Cell adhesion to extracellular matrices involves specific bonds between cell membrane proteins and their extracellular ligands, less-defined interactions between macromolecules extending from the cell and matrix, and features of the matrix such as distribution of adhesion ligands, surface topography, electrostatic charge, and mechanical compliance. Many aspects of the cell phenotype are altered by changes in the matrix produced by other cells or environmental factors.
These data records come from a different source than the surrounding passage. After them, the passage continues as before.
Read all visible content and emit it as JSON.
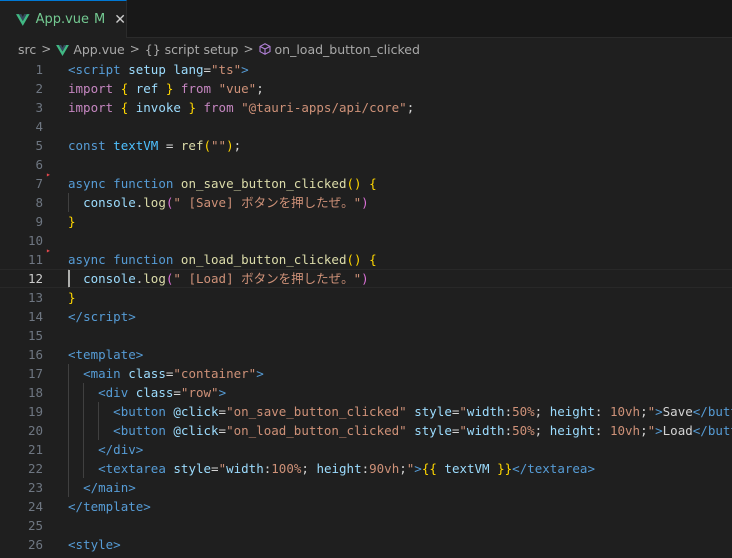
{
  "tab": {
    "filename": "App.vue",
    "modified": "M",
    "close_glyph": "✕"
  },
  "breadcrumb": {
    "items": [
      "src",
      "App.vue",
      "{} script setup",
      "on_load_button_clicked"
    ],
    "separator": ">"
  },
  "editor": {
    "active_line": 12,
    "lines": [
      {
        "n": "1",
        "tokens": [
          [
            "tag",
            "<"
          ],
          [
            "tag",
            "script"
          ],
          [
            "txt",
            " "
          ],
          [
            "attr",
            "setup"
          ],
          [
            "txt",
            " "
          ],
          [
            "attr",
            "lang"
          ],
          [
            "txt",
            "="
          ],
          [
            "str",
            "\"ts\""
          ],
          [
            "tag",
            ">"
          ]
        ]
      },
      {
        "n": "2",
        "tokens": [
          [
            "kw",
            "import"
          ],
          [
            "txt",
            " "
          ],
          [
            "brk",
            "{"
          ],
          [
            "txt",
            " "
          ],
          [
            "var",
            "ref"
          ],
          [
            "txt",
            " "
          ],
          [
            "brk",
            "}"
          ],
          [
            "txt",
            " "
          ],
          [
            "kw",
            "from"
          ],
          [
            "txt",
            " "
          ],
          [
            "str",
            "\"vue\""
          ],
          [
            "txt",
            ";"
          ]
        ]
      },
      {
        "n": "3",
        "tokens": [
          [
            "kw",
            "import"
          ],
          [
            "txt",
            " "
          ],
          [
            "brk",
            "{"
          ],
          [
            "txt",
            " "
          ],
          [
            "var",
            "invoke"
          ],
          [
            "txt",
            " "
          ],
          [
            "brk",
            "}"
          ],
          [
            "txt",
            " "
          ],
          [
            "kw",
            "from"
          ],
          [
            "txt",
            " "
          ],
          [
            "str",
            "\"@tauri-apps/api/core\""
          ],
          [
            "txt",
            ";"
          ]
        ]
      },
      {
        "n": "4",
        "tokens": []
      },
      {
        "n": "5",
        "tokens": [
          [
            "bkw",
            "const"
          ],
          [
            "txt",
            " "
          ],
          [
            "const",
            "textVM"
          ],
          [
            "txt",
            " = "
          ],
          [
            "fn",
            "ref"
          ],
          [
            "brk",
            "("
          ],
          [
            "str",
            "\"\""
          ],
          [
            "brk",
            ")"
          ],
          [
            "txt",
            ";"
          ]
        ]
      },
      {
        "n": "6",
        "tokens": []
      },
      {
        "n": "7",
        "tokens": [
          [
            "bkw",
            "async"
          ],
          [
            "txt",
            " "
          ],
          [
            "bkw",
            "function"
          ],
          [
            "txt",
            " "
          ],
          [
            "fn",
            "on_save_button_clicked"
          ],
          [
            "brk",
            "()"
          ],
          [
            "txt",
            " "
          ],
          [
            "brk",
            "{"
          ]
        ]
      },
      {
        "n": "8",
        "tokens": [
          [
            "txt",
            "  "
          ],
          [
            "var",
            "console"
          ],
          [
            "txt",
            "."
          ],
          [
            "fn",
            "log"
          ],
          [
            "brk2",
            "("
          ],
          [
            "str",
            "\" [Save] ボタンを押したぜ。\""
          ],
          [
            "brk2",
            ")"
          ]
        ]
      },
      {
        "n": "9",
        "tokens": [
          [
            "brk",
            "}"
          ]
        ]
      },
      {
        "n": "10",
        "tokens": []
      },
      {
        "n": "11",
        "tokens": [
          [
            "bkw",
            "async"
          ],
          [
            "txt",
            " "
          ],
          [
            "bkw",
            "function"
          ],
          [
            "txt",
            " "
          ],
          [
            "fn",
            "on_load_button_clicked"
          ],
          [
            "brk",
            "()"
          ],
          [
            "txt",
            " "
          ],
          [
            "brk",
            "{"
          ]
        ]
      },
      {
        "n": "12",
        "tokens": [
          [
            "txt",
            "  "
          ],
          [
            "var",
            "console"
          ],
          [
            "txt",
            "."
          ],
          [
            "fn",
            "log"
          ],
          [
            "brk2",
            "("
          ],
          [
            "str",
            "\" [Load] ボタンを押したぜ。\""
          ],
          [
            "brk2",
            ")"
          ]
        ]
      },
      {
        "n": "13",
        "tokens": [
          [
            "brk",
            "}"
          ]
        ]
      },
      {
        "n": "14",
        "tokens": [
          [
            "tag",
            "</"
          ],
          [
            "tag",
            "script"
          ],
          [
            "tag",
            ">"
          ]
        ]
      },
      {
        "n": "15",
        "tokens": []
      },
      {
        "n": "16",
        "tokens": [
          [
            "tag",
            "<"
          ],
          [
            "tag",
            "template"
          ],
          [
            "tag",
            ">"
          ]
        ]
      },
      {
        "n": "17",
        "tokens": [
          [
            "txt",
            "  "
          ],
          [
            "tag",
            "<"
          ],
          [
            "tag",
            "main"
          ],
          [
            "txt",
            " "
          ],
          [
            "attr",
            "class"
          ],
          [
            "txt",
            "="
          ],
          [
            "str",
            "\"container\""
          ],
          [
            "tag",
            ">"
          ]
        ]
      },
      {
        "n": "18",
        "tokens": [
          [
            "txt",
            "    "
          ],
          [
            "tag",
            "<"
          ],
          [
            "tag",
            "div"
          ],
          [
            "txt",
            " "
          ],
          [
            "attr",
            "class"
          ],
          [
            "txt",
            "="
          ],
          [
            "str",
            "\"row\""
          ],
          [
            "tag",
            ">"
          ]
        ]
      },
      {
        "n": "19",
        "tokens": [
          [
            "txt",
            "      "
          ],
          [
            "tag",
            "<"
          ],
          [
            "tag",
            "button"
          ],
          [
            "txt",
            " "
          ],
          [
            "attr",
            "@click"
          ],
          [
            "txt",
            "="
          ],
          [
            "str",
            "\"on_save_button_clicked\""
          ],
          [
            "txt",
            " "
          ],
          [
            "attr",
            "style"
          ],
          [
            "txt",
            "="
          ],
          [
            "str",
            "\""
          ],
          [
            "attr",
            "width"
          ],
          [
            "txt",
            ":"
          ],
          [
            "str",
            "50%"
          ],
          [
            "txt",
            "; "
          ],
          [
            "attr",
            "height"
          ],
          [
            "txt",
            ": "
          ],
          [
            "str",
            "10vh"
          ],
          [
            "txt",
            ";"
          ],
          [
            "str",
            "\""
          ],
          [
            "tag",
            ">"
          ],
          [
            "txt",
            "Save"
          ],
          [
            "tag",
            "</"
          ],
          [
            "tag",
            "button"
          ],
          [
            "tag",
            ">"
          ]
        ]
      },
      {
        "n": "20",
        "tokens": [
          [
            "txt",
            "      "
          ],
          [
            "tag",
            "<"
          ],
          [
            "tag",
            "button"
          ],
          [
            "txt",
            " "
          ],
          [
            "attr",
            "@click"
          ],
          [
            "txt",
            "="
          ],
          [
            "str",
            "\"on_load_button_clicked\""
          ],
          [
            "txt",
            " "
          ],
          [
            "attr",
            "style"
          ],
          [
            "txt",
            "="
          ],
          [
            "str",
            "\""
          ],
          [
            "attr",
            "width"
          ],
          [
            "txt",
            ":"
          ],
          [
            "str",
            "50%"
          ],
          [
            "txt",
            "; "
          ],
          [
            "attr",
            "height"
          ],
          [
            "txt",
            ": "
          ],
          [
            "str",
            "10vh"
          ],
          [
            "txt",
            ";"
          ],
          [
            "str",
            "\""
          ],
          [
            "tag",
            ">"
          ],
          [
            "txt",
            "Load"
          ],
          [
            "tag",
            "</"
          ],
          [
            "tag",
            "button"
          ],
          [
            "tag",
            ">"
          ]
        ]
      },
      {
        "n": "21",
        "tokens": [
          [
            "txt",
            "    "
          ],
          [
            "tag",
            "</"
          ],
          [
            "tag",
            "div"
          ],
          [
            "tag",
            ">"
          ]
        ]
      },
      {
        "n": "22",
        "tokens": [
          [
            "txt",
            "    "
          ],
          [
            "tag",
            "<"
          ],
          [
            "tag",
            "textarea"
          ],
          [
            "txt",
            " "
          ],
          [
            "attr",
            "style"
          ],
          [
            "txt",
            "="
          ],
          [
            "str",
            "\""
          ],
          [
            "attr",
            "width"
          ],
          [
            "txt",
            ":"
          ],
          [
            "str",
            "100%"
          ],
          [
            "txt",
            "; "
          ],
          [
            "attr",
            "height"
          ],
          [
            "txt",
            ":"
          ],
          [
            "str",
            "90vh"
          ],
          [
            "txt",
            ";"
          ],
          [
            "str",
            "\""
          ],
          [
            "tag",
            ">"
          ],
          [
            "brk",
            "{{"
          ],
          [
            "txt",
            " "
          ],
          [
            "var",
            "textVM"
          ],
          [
            "txt",
            " "
          ],
          [
            "brk",
            "}}"
          ],
          [
            "tag",
            "</"
          ],
          [
            "tag",
            "textarea"
          ],
          [
            "tag",
            ">"
          ]
        ]
      },
      {
        "n": "23",
        "tokens": [
          [
            "txt",
            "  "
          ],
          [
            "tag",
            "</"
          ],
          [
            "tag",
            "main"
          ],
          [
            "tag",
            ">"
          ]
        ]
      },
      {
        "n": "24",
        "tokens": [
          [
            "tag",
            "</"
          ],
          [
            "tag",
            "template"
          ],
          [
            "tag",
            ">"
          ]
        ]
      },
      {
        "n": "25",
        "tokens": []
      },
      {
        "n": "26",
        "tokens": [
          [
            "tag",
            "<"
          ],
          [
            "tag",
            "style"
          ],
          [
            "tag",
            ">"
          ]
        ]
      }
    ]
  },
  "colors": {
    "background": "#1f1f1f",
    "tab_active_border": "#0078d4",
    "modified": "#73c991",
    "breakpoint_arrow": "#e5484d"
  },
  "icons": [
    "vue-icon",
    "close-icon",
    "chevron-right-icon",
    "braces-icon",
    "cube-icon",
    "fold-arrow-icon"
  ]
}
This article summarizes how cell adhesion is altered by changes in the chemical or physical properties of the matrix and illustrates how matrix-dependent effects on cell function are associated with normal development or pathology.
|Original language||English (US)|
|Title of host publication||Functional Cell Biology|
|Number of pages||7|
|State||Published - Jan 1 2016|
- Connective tissue
- Repulsive interaction
ASJC Scopus subject areas